The long-running lawsuit accusing the NCAA of not doing enough to protect athletes against head injuries has been stayed pending mediation and settlement discussions, according to federal court records.
The move came a month after the release of hundreds of pages of internal NCAA emails and other documents filed in U.S. District Court in Chicago that raised questions about the organization’s concussion policy.
Attorneys involved in the case confirmed the discussions were not ordered by the court.
“The parties on their own initiative are mediating,” Steve Berman, one of the plaintiffs’ attorneys, wrote in an email.
That’s a significant difference from the concussion litigation brought by over 4,500 retired players against the NFL. In July, an expected ruling on the NFL’s motion to dismiss the case was instead replaced by an order for both parties to undergo mediation. A progress report is due Sept. 3.
In the NCAA case, further court filings regarding class certification are on hold pending the mediation that is expected to begin shortly.
Filed in 2011, the case includes former Eastern Illinois football player Adrian Arrington and three other former college athletes. Last month, the plaintiffs filed a motion to give the case class-action status and potentially include every athlete who played a sport for the 1,281 NCAA-affiliated institutions. The filing included emails from NCAA staffers mocking the concussion prevention efforts of health and safety director David Klossner and a 2010 survey that showed less than 50 percent of responding schools required concussed athletes to see a physician.
The plaintiffs also included a 213-page report they commissioned from Dr. Robert Cantu that included a detailed proposal for changing the NCAA’s overall approach to concussions, from adjusted rules to medical monitoring to assistance funds.

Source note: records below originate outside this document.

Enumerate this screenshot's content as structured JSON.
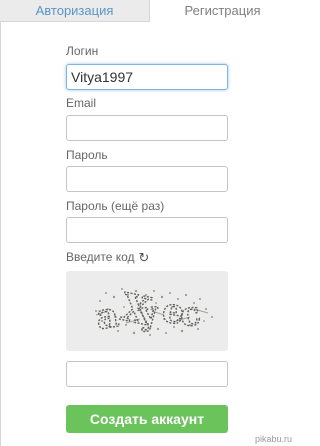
{
  "tabs": {
    "login": "Авторизация",
    "register": "Регистрация"
  },
  "form": {
    "login_label": "Логин",
    "login_value": "Vitya1997",
    "email_label": "Email",
    "email_value": "",
    "password_label": "Пароль",
    "password_value": "",
    "password_repeat_label": "Пароль (ещё раз)",
    "password_repeat_value": "",
    "captcha_label": "Введите код",
    "captcha_reload_icon": "refresh-icon",
    "captcha_text": "aXyec",
    "captcha_value": "",
    "submit_label": "Создать аккаунт"
  },
  "watermark": "pikabu.ru",
  "colors": {
    "tab_active_text": "#808080",
    "tab_inactive_text": "#5b95c7",
    "submit_bg": "#6bc35c"
  }
}
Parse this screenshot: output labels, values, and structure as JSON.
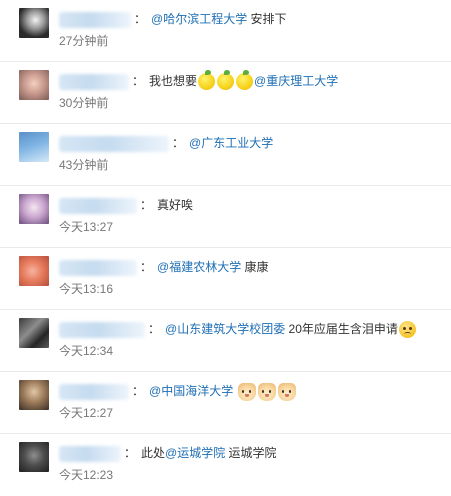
{
  "comments": [
    {
      "avatar": "user-avatar",
      "name_blur_width": 72,
      "segments": [
        {
          "t": "mention",
          "v": "@哈尔滨工程大学"
        },
        {
          "t": "text",
          "v": " 安排下"
        }
      ],
      "time": "27分钟前"
    },
    {
      "avatar": "user-avatar",
      "name_blur_width": 70,
      "segments": [
        {
          "t": "text",
          "v": "我也想要"
        },
        {
          "t": "emoji",
          "v": "lemon-emoji"
        },
        {
          "t": "emoji",
          "v": "lemon-emoji"
        },
        {
          "t": "emoji",
          "v": "lemon-emoji"
        },
        {
          "t": "mention",
          "v": "@重庆理工大学"
        }
      ],
      "time": "30分钟前"
    },
    {
      "avatar": "user-avatar",
      "name_blur_width": 110,
      "segments": [
        {
          "t": "mention",
          "v": "@广东工业大学"
        }
      ],
      "time": "43分钟前"
    },
    {
      "avatar": "user-avatar",
      "name_blur_width": 78,
      "segments": [
        {
          "t": "text",
          "v": "真好唉"
        }
      ],
      "time": "今天13:27"
    },
    {
      "avatar": "user-avatar",
      "name_blur_width": 78,
      "segments": [
        {
          "t": "mention",
          "v": "@福建农林大学"
        },
        {
          "t": "text",
          "v": " 康康"
        }
      ],
      "time": "今天13:16"
    },
    {
      "avatar": "user-avatar",
      "name_blur_width": 86,
      "segments": [
        {
          "t": "mention",
          "v": "@山东建筑大学校团委"
        },
        {
          "t": "text",
          "v": " 20年应届生含泪申请"
        },
        {
          "t": "emoji",
          "v": "sad-emoji"
        }
      ],
      "time": "今天12:34"
    },
    {
      "avatar": "user-avatar",
      "name_blur_width": 70,
      "segments": [
        {
          "t": "mention",
          "v": "@中国海洋大学"
        },
        {
          "t": "text",
          "v": " "
        },
        {
          "t": "emoji",
          "v": "doge-emoji"
        },
        {
          "t": "emoji",
          "v": "doge-emoji"
        },
        {
          "t": "emoji",
          "v": "doge-emoji"
        }
      ],
      "time": "今天12:27"
    },
    {
      "avatar": "user-avatar",
      "name_blur_width": 62,
      "segments": [
        {
          "t": "text",
          "v": "此处"
        },
        {
          "t": "mention",
          "v": "@运城学院"
        },
        {
          "t": "text",
          "v": " 运城学院"
        }
      ],
      "time": "今天12:23"
    }
  ]
}
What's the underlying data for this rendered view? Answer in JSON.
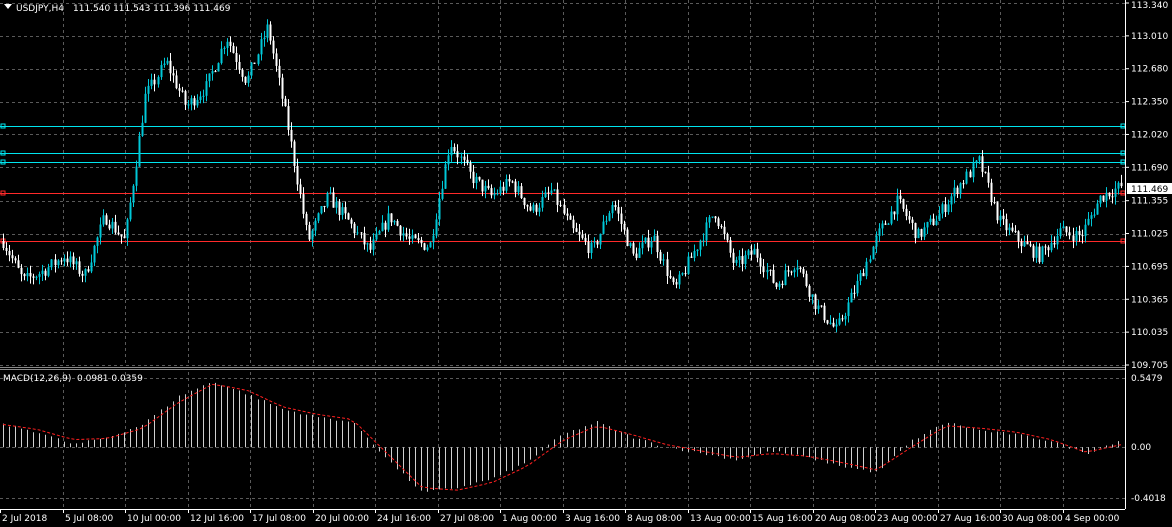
{
  "header": {
    "symbol_label": "USDJPY,H4",
    "ohlc": "111.540 111.543 111.396 111.469"
  },
  "macd_header": {
    "label": "MACD(12,26,9)",
    "values": "0.0981 0.0359"
  },
  "colors": {
    "background": "#000000",
    "grid": "#5a5a5a",
    "bull_candle": "#00c8d8",
    "bear_candle": "#ffffff",
    "macd_hist": "#d0d0d0",
    "macd_signal": "#ff2020",
    "cyan_line": "#00e5ee",
    "red_line": "#ff2a2a",
    "price_tag_bg": "#ffffff",
    "price_tag_fg": "#000000"
  },
  "price_axis": {
    "ticks": [
      "113.340",
      "113.010",
      "112.680",
      "112.350",
      "112.020",
      "111.690",
      "111.355",
      "111.025",
      "110.695",
      "110.365",
      "110.035",
      "109.705"
    ],
    "current_price": "111.469"
  },
  "macd_axis": {
    "ticks": [
      "0.5479",
      "0.00",
      "-0.4018"
    ]
  },
  "time_axis": {
    "labels": [
      "2 Jul 2018",
      "5 Jul 08:00",
      "10 Jul 00:00",
      "12 Jul 16:00",
      "17 Jul 08:00",
      "20 Jul 00:00",
      "24 Jul 16:00",
      "27 Jul 08:00",
      "1 Aug 00:00",
      "3 Aug 16:00",
      "8 Aug 08:00",
      "13 Aug 00:00",
      "15 Aug 16:00",
      "20 Aug 08:00",
      "23 Aug 00:00",
      "27 Aug 16:00",
      "30 Aug 08:00",
      "4 Sep 00:00"
    ]
  },
  "horizontal_lines": [
    {
      "price": 112.1,
      "color": "cyan"
    },
    {
      "price": 111.83,
      "color": "cyan"
    },
    {
      "price": 111.74,
      "color": "cyan"
    },
    {
      "price": 111.43,
      "color": "red"
    },
    {
      "price": 110.95,
      "color": "red"
    }
  ],
  "chart_data": {
    "type": "candlestick",
    "symbol": "USDJPY",
    "timeframe": "H4",
    "ylim": [
      109.705,
      113.34
    ],
    "close_path": [
      110.95,
      110.55,
      110.65,
      110.8,
      110.6,
      111.2,
      110.95,
      112.4,
      112.75,
      112.3,
      112.5,
      113.0,
      112.55,
      113.1,
      112.1,
      110.95,
      111.4,
      111.15,
      110.85,
      111.2,
      110.95,
      110.9,
      111.95,
      111.6,
      111.4,
      111.55,
      111.25,
      111.45,
      111.05,
      110.85,
      111.35,
      110.8,
      111.0,
      110.45,
      110.85,
      111.25,
      110.7,
      110.85,
      110.5,
      110.75,
      110.3,
      110.05,
      110.5,
      111.0,
      111.35,
      111.0,
      111.2,
      111.5,
      111.75,
      111.15,
      110.95,
      110.8,
      111.05,
      111.0,
      111.4,
      111.5
    ]
  },
  "macd_data": {
    "type": "histogram+line",
    "ylim": [
      -0.4018,
      0.5479
    ],
    "hist_path": [
      0.18,
      0.12,
      0.02,
      0.08,
      0.18,
      0.4,
      0.52,
      0.42,
      0.3,
      0.24,
      0.2,
      -0.1,
      -0.36,
      -0.32,
      -0.25,
      -0.12,
      0.1,
      0.2,
      0.08,
      0.0,
      -0.05,
      -0.1,
      -0.03,
      -0.08,
      -0.15,
      -0.2,
      0.05,
      0.2,
      0.13,
      0.1,
      0.05,
      -0.05,
      0.06
    ],
    "signal_path": [
      0.18,
      0.14,
      0.06,
      0.07,
      0.15,
      0.35,
      0.5,
      0.45,
      0.32,
      0.26,
      0.22,
      -0.05,
      -0.32,
      -0.34,
      -0.28,
      -0.15,
      0.05,
      0.17,
      0.1,
      0.02,
      -0.03,
      -0.08,
      -0.05,
      -0.07,
      -0.12,
      -0.18,
      0.0,
      0.17,
      0.15,
      0.12,
      0.06,
      -0.04,
      0.02
    ]
  }
}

Two attorneys for the NCAA didn’t immediately return requests for comment.
A status hearing is scheduled for Oct. 24.